--- DATA EXCERPTS ---
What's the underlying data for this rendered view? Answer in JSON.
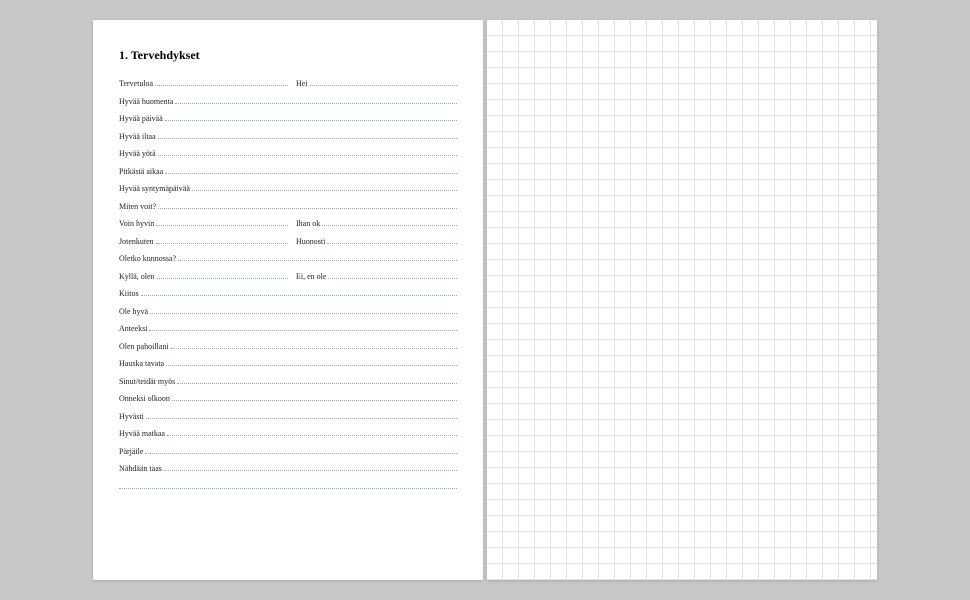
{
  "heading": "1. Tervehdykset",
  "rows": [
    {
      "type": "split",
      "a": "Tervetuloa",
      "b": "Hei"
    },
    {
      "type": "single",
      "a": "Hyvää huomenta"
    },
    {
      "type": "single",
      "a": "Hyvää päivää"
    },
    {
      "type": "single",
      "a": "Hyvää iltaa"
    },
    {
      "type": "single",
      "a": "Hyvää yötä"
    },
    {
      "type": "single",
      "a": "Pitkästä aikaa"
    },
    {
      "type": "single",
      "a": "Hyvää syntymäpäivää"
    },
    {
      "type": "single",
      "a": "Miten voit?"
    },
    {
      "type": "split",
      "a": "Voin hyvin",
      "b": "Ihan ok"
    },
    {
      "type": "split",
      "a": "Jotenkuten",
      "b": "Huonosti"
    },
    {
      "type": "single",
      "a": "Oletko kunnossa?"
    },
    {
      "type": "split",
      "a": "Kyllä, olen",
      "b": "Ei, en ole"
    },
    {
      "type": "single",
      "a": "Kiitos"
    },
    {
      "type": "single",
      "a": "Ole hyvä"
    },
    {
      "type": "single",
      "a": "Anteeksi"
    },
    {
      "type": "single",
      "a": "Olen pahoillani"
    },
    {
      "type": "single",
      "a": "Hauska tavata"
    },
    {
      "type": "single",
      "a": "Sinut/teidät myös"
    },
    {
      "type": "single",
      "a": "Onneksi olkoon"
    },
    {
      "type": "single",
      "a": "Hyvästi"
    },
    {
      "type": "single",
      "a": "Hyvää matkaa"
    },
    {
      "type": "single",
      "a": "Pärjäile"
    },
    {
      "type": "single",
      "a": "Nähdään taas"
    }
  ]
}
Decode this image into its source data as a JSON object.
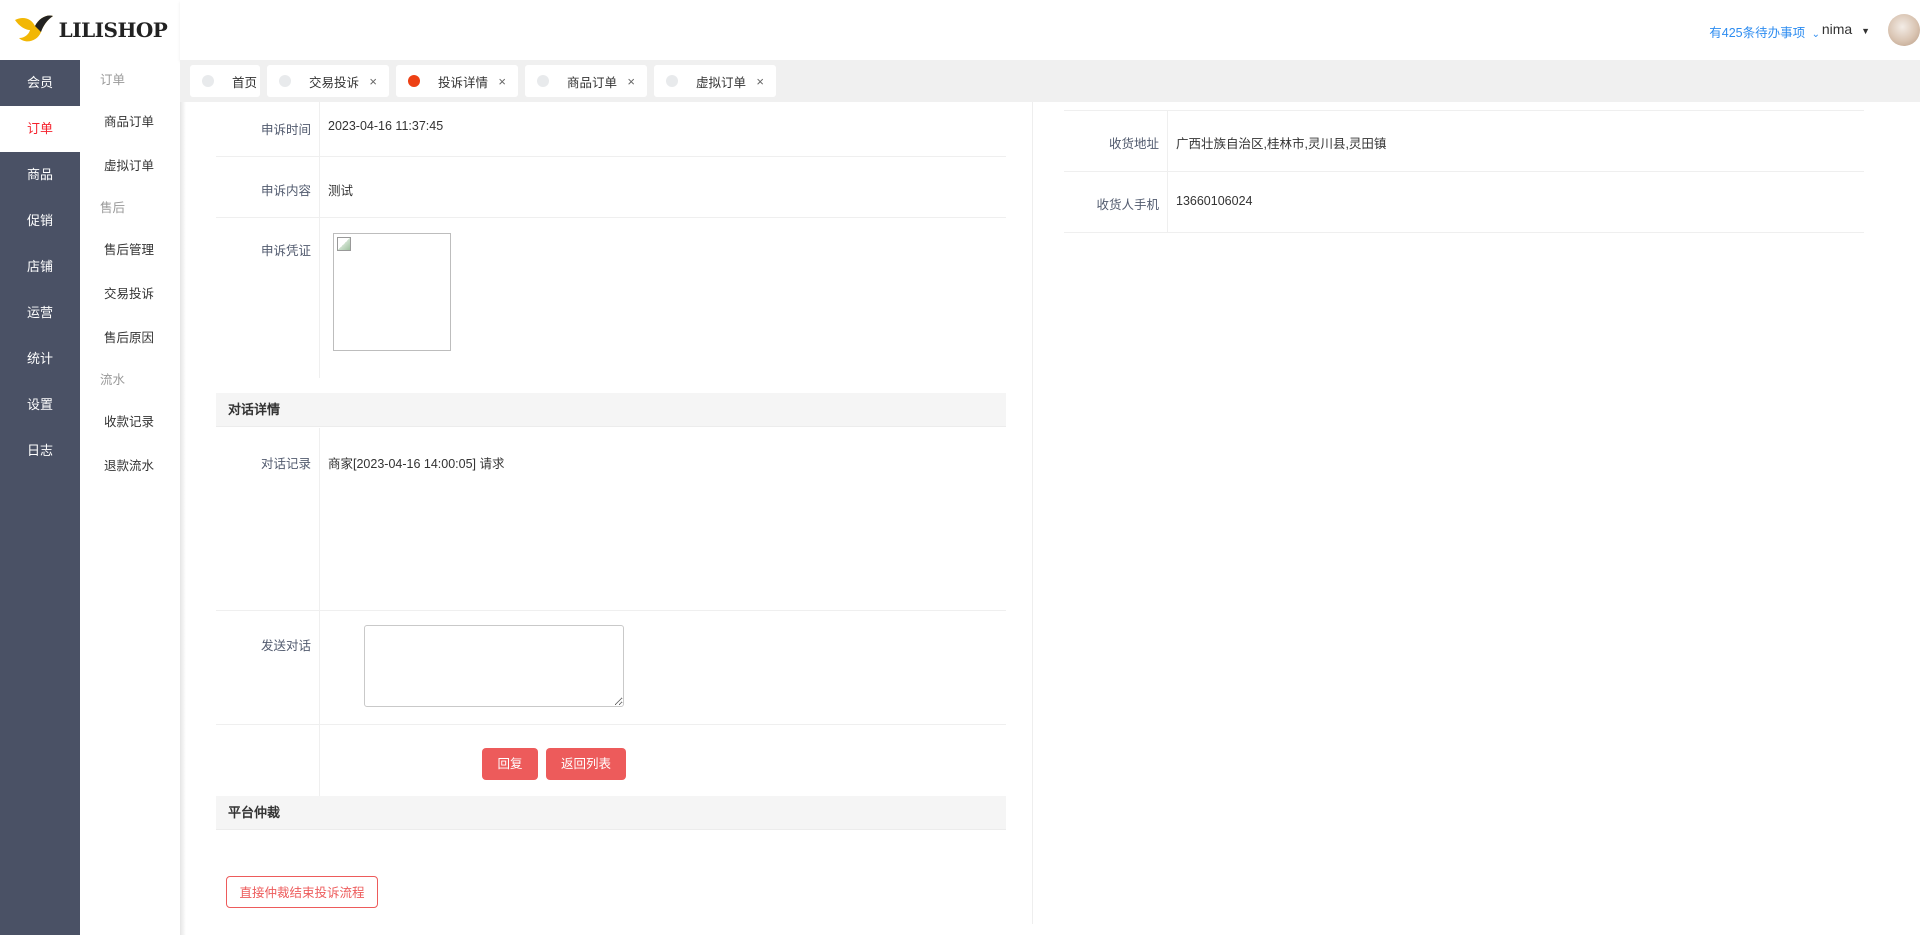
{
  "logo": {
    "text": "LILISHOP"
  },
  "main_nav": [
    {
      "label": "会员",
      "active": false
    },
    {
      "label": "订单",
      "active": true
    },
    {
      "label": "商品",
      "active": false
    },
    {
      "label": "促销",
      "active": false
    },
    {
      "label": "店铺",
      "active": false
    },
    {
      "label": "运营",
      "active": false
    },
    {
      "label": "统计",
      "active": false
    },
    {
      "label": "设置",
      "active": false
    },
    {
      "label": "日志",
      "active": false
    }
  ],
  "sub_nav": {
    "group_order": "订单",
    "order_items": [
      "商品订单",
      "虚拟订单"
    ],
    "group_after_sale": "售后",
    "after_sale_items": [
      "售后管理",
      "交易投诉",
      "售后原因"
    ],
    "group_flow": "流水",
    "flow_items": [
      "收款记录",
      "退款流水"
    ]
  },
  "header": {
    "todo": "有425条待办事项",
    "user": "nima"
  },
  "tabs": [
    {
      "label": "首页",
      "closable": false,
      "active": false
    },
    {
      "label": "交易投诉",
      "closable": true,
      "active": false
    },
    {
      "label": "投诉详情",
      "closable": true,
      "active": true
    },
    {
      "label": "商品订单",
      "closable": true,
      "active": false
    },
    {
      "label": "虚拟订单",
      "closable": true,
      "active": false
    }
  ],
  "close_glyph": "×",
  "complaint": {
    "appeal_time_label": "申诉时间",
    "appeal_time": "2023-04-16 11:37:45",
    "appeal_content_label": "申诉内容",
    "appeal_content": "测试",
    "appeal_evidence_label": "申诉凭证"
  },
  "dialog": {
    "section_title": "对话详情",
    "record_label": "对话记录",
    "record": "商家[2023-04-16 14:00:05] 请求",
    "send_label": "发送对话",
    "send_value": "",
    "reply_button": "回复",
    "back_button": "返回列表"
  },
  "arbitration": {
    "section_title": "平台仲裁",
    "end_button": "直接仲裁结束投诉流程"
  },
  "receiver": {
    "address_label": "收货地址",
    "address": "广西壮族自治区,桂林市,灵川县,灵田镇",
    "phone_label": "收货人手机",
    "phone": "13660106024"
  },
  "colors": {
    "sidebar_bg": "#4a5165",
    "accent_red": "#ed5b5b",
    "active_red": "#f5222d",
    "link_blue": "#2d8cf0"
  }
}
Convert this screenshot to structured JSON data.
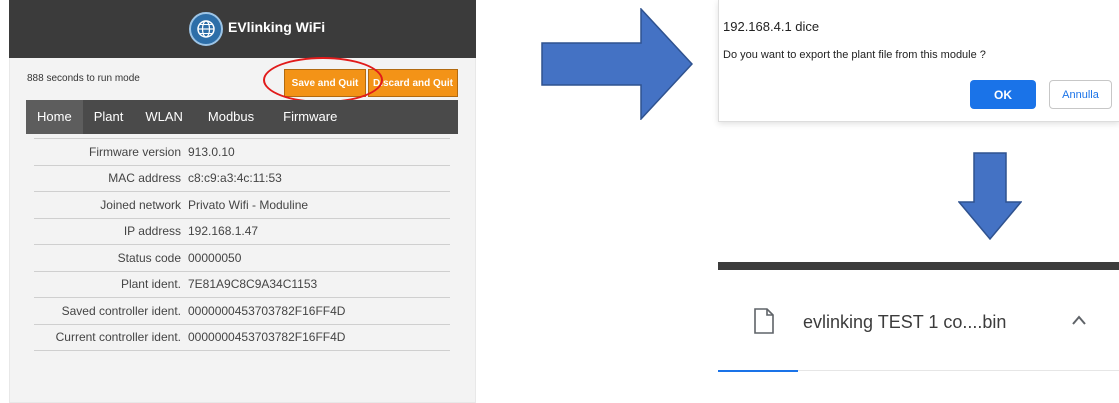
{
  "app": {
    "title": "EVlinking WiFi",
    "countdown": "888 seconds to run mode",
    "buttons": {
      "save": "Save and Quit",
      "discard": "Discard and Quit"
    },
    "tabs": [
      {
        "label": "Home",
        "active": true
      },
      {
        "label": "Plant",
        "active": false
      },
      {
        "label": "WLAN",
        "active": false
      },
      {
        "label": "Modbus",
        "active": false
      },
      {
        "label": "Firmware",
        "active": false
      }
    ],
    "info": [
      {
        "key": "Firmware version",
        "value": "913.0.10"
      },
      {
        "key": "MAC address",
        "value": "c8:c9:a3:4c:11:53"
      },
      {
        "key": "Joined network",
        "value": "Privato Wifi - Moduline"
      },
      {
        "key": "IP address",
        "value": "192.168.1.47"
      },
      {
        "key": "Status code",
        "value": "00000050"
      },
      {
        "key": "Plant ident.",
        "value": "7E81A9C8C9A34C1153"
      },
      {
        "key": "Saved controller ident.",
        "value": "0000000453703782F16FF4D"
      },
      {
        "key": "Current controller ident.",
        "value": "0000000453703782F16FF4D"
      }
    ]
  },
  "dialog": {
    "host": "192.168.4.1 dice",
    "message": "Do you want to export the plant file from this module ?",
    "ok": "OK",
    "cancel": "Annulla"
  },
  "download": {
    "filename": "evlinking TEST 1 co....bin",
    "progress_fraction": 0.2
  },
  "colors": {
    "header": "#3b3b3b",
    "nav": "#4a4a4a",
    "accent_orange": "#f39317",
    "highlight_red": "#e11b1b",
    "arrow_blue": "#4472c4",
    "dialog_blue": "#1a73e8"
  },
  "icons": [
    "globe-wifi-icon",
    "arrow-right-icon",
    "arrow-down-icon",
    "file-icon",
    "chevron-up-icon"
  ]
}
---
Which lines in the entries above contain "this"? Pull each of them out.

* RESPONSE BELOW:
What's the underlying data for this rendered view? Answer in JSON.
Decode this image into its source data as a JSON object.
Convert this screenshot to structured JSON data.
    "message": "Do you want to export the plant file from this module ?",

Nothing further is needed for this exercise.